When I go on my daily four-mile walk and see a penny lying on the ground, I pick it up. Scottish habits die hard, even when your family has been in America for over 300 years.
Recently here in Arlington, Va., the lowly penny became symbolic. For the first time, it now costs one cent to draw a gallon of water out of the tap in your home. Yes, even water prices are going up fast. Enjoy a long shower? That'll now be 40 cents. Wash your car? Fifty cents. Water the lawn for an hour? Two dollars.
Gasoline, airplane tickets, cooking oil, bread, and now, water – sometimes it seems that the price of everything is headed for the moon.
But you can do something about it.
My concern about higher prices started three years ago. That was when I wrote a series of articles for the Monitor about future supplies of energy. The outlook was glum then, and looks even glummer today.
So in the past three years, I've come up with several things that helped me deal with rising energy and utility costs. Among my most effective tools (no joke!):
A piece of strong cord.
A collection of buckets.
A knob that says "Hot" and "Cold."
A well-trained right foot.
The specific problem that motivated this energy crusade was the rising price of natural gas. Prices zoomed from 54 cents per 100 cubic feet in 2002 to 95 cents in 2005. Now it's $1.04.
At first I did things that experts recommend. I boosted the insulation in my attic from four inches to 16 inches. I put in 14 new double-paned windows with argon gas insulator.
When the first winter arrived, I was really excited. I thought my energy bill would fall faster than the 2008 stock market. But my gas bill hardly budged.
As the months went by, prices went higher, and my bill went up. Nothing seemed to help.
Then came my first breakthrough. And I can thank the Arlington County government for the inspiration.

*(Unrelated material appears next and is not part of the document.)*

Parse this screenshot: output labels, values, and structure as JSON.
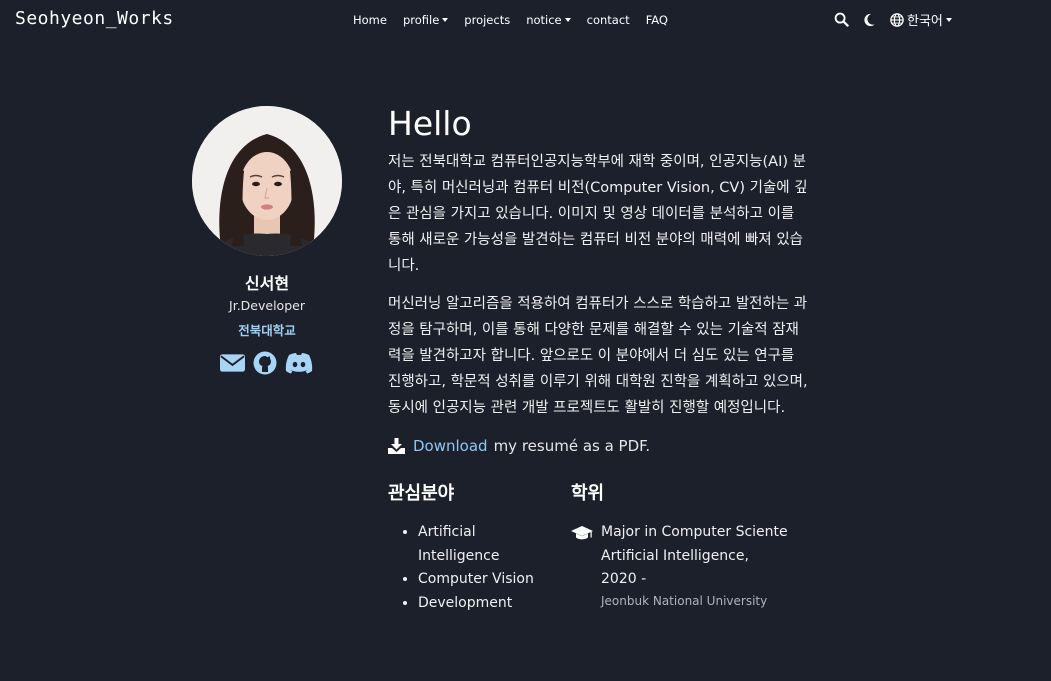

The county announced that to pay for costly new sewer projects, the combined sewer-water charges were rising to more than one cent for every gallon of water, even if it were used to irrigate lawns.
I thought: Maybe those deep baths and long showers I enjoyed should go. And maybe the water didn't have to be so hot.